There's no price tag for the emotional cost of what's happened here. For many of the 80 families forced to sell land for the reservoir, the pain of a stolen dream is simply immeasurable. 

"We were going to live in the middle and have both of our children on either side and our grandchildren -- it was just going to be our own little community," Rita McBride said.

The McBride family is one of more than 80 who had to surrender their land under eminent domain to the Bear Creek Reservoir project. The project was led by Newton County attorney Tommy Craig.

"They've thrown people off their property, people who had lived there and had no place else to go -- out," McBride said.

Many found themselves up a creek and had to give in. Some, like the McBrides, fought and were paid fair market value for the land with a buyback clause if the reservoir fell through. Only now, years later, the land is worth so much that McBride can't afford to buy it back.

"He's very powerful and he's a bully," Rita McBride said of Craig. "He is a true bully."

Craig didn't need or even try to get McBride's approval. All he needed was the support of the county board. Commissioners, many no longer serving, gave Craig authority to seize the land, and the power to condemn it by passing resolutions such as one condemning McBride's land.

"You condemned my land so that something can be done for the public good 15 years ago. Nothing has been done," McBride said.

In all, 4,000 acres of land was acquired. In more than 15 years, nothing has been built.

"I see that land every time I go in or out of here, I think we could be living there with our daughters," McBride said.

The project can't break ground without a permit. The permitting body, the Army Corps of Engineers, has continually found flaws in Craig's plans. In August, they brought the permitting process to a screeching halt. They withdrew the county's application stating, among other things, that Craig had not shown population estimates to show need for a reservoir.

"We pay this man millions and millions of dollars over the years and we have nothing to show for it," said Sarah Todd.

Citizens have been questioning the process, Craig's county paychecks and the reservoir project for years.

Records show that Craig makes millions of dollars -- tax dollars from counties across the state. While he did obtain permits on some, several area counties spent a million dollars before ultimately releasing him from their project. Many to this day are still awaiting a permit. Yet some Newton County commissioners believe waiting is still the key, and a permit and reservoir will come.

"I personally think it's good for the county, I think anything worth having you have to work for it," said Newton County Commissioner J.C. Henderson.

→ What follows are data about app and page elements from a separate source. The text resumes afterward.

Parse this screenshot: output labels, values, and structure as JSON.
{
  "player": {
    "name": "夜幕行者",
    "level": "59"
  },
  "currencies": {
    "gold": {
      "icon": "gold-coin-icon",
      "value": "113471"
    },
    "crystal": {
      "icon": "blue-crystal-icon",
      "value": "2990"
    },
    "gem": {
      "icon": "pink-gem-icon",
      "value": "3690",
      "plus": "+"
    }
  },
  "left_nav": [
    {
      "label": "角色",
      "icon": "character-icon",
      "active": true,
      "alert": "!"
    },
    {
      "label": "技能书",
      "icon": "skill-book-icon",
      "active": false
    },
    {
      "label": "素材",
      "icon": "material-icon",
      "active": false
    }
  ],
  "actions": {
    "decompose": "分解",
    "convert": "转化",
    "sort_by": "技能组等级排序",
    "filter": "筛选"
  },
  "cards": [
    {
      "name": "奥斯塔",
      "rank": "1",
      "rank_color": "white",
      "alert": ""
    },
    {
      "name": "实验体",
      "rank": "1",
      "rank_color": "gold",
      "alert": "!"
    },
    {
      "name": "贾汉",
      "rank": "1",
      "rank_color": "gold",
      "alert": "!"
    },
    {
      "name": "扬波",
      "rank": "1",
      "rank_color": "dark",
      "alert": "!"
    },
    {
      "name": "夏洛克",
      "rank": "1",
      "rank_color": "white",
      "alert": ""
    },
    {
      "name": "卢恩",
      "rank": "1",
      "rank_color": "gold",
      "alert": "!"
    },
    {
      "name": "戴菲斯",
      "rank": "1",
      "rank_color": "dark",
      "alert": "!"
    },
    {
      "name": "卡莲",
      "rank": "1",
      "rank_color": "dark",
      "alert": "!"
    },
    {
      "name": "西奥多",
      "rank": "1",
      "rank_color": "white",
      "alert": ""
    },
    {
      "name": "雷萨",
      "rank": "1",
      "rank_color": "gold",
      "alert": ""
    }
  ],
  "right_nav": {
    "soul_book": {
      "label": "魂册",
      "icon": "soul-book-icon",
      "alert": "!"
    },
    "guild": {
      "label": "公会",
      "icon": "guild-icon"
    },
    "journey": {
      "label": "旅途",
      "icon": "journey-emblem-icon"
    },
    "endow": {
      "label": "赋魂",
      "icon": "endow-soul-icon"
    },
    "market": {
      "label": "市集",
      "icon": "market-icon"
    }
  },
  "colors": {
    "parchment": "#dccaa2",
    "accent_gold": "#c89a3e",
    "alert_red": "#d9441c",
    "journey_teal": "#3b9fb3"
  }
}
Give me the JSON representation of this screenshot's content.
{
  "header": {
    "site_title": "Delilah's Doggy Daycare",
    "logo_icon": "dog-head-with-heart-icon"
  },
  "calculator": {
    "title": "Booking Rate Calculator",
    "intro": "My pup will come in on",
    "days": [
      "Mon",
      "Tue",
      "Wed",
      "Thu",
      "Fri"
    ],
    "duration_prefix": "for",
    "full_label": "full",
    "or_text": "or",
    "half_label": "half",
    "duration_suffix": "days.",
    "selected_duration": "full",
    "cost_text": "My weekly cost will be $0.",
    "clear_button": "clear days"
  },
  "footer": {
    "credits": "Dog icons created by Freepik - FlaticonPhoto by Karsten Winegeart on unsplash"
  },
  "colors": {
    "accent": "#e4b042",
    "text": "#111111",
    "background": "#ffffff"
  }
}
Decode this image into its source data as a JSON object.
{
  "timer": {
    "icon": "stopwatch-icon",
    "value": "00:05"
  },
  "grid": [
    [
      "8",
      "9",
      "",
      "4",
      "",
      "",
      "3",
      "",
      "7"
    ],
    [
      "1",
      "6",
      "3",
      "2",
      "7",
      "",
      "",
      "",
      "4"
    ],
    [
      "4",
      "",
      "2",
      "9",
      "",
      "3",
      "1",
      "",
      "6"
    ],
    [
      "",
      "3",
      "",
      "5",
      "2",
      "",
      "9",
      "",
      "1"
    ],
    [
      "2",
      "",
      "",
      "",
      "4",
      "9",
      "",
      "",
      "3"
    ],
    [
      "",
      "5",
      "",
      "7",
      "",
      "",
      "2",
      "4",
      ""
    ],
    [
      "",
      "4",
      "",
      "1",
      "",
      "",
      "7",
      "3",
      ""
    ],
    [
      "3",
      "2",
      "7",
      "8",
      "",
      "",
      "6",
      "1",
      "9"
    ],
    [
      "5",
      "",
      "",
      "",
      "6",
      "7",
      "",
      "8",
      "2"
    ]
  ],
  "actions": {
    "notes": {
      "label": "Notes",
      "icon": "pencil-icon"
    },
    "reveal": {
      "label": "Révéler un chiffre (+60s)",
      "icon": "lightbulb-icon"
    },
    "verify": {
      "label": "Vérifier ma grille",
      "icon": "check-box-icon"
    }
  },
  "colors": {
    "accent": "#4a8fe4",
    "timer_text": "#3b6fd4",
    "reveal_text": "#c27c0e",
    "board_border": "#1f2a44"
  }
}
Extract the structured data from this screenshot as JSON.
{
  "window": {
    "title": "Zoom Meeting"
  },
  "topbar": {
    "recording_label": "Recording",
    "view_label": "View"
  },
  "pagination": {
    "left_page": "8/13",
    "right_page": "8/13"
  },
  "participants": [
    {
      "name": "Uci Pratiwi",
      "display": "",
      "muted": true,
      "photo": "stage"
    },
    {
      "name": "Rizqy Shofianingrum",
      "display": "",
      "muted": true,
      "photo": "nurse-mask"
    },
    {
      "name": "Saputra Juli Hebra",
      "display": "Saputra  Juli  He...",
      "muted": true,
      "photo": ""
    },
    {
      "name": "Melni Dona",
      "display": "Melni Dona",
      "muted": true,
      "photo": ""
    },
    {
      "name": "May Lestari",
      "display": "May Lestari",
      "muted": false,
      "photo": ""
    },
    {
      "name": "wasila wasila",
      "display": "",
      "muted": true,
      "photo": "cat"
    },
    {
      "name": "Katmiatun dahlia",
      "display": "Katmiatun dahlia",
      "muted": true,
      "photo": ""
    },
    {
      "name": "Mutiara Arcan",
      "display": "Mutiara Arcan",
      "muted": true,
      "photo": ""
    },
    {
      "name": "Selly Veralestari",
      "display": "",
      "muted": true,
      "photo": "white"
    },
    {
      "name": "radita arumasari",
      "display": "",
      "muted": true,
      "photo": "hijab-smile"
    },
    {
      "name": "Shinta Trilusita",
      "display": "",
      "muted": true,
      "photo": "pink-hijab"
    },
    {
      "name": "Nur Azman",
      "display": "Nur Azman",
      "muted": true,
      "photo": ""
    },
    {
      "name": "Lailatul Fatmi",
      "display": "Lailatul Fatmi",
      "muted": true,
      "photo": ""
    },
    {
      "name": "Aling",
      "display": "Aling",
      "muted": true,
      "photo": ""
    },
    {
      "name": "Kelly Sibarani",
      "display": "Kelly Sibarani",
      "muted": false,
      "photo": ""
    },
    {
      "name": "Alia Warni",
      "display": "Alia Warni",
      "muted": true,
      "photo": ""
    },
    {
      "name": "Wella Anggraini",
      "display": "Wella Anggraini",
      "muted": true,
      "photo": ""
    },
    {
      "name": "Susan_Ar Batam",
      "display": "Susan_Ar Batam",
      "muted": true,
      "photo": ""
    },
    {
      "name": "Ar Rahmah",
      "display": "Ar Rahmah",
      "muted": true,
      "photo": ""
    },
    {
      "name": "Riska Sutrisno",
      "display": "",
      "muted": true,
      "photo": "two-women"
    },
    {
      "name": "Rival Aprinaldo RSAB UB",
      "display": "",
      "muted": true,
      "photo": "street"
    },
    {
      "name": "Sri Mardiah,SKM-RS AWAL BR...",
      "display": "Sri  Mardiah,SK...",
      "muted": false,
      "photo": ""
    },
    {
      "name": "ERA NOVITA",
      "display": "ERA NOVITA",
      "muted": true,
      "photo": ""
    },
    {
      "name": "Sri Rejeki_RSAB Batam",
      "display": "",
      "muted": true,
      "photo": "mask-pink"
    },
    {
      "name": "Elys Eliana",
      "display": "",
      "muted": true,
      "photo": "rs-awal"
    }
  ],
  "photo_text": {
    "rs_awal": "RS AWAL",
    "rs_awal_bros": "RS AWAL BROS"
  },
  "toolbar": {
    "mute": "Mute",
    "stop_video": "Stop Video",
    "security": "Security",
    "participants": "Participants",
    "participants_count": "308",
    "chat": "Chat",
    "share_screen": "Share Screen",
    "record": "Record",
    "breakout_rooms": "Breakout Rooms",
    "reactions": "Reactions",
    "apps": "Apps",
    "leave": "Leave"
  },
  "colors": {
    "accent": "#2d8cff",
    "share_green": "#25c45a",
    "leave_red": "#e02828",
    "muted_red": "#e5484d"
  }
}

Craig wouldn't talk to 11Alive about his earnings, and he declined to speak to the Investigators about the reservoir project.

At a board retreat in Covington, with an hour still left in the meeting, Craig noticed the Investigators and attempted to leave. The Investigators watched as board member Levie Maddox took Craig's keys and moved Craig's blue Tahoe behind the building for a backdoor exit.

Craig left his car and got picked up. Maddox never did answer why he was moving a car owned by Craig. But it's clear, neither wanted to comment on it - or the halted reservoir project.

Fifteen years later, it's hardly water under the bridge for Rita McBride and many of her neighbors.

"Whatever they're dreams were, they all had dreams for that property," McBride said. "He took my dream, he took our dream, he took my children's dream."

In October, the board voted to stop all spending on the reservoir project. Now, thanks partly to reservoir expenses and Craig's billable hours on it, the county is $35 million in debt.

Meanwhile, Craig billed the county for more than $92,000 in the month of September alone.

Previous stories on Tommy Craig: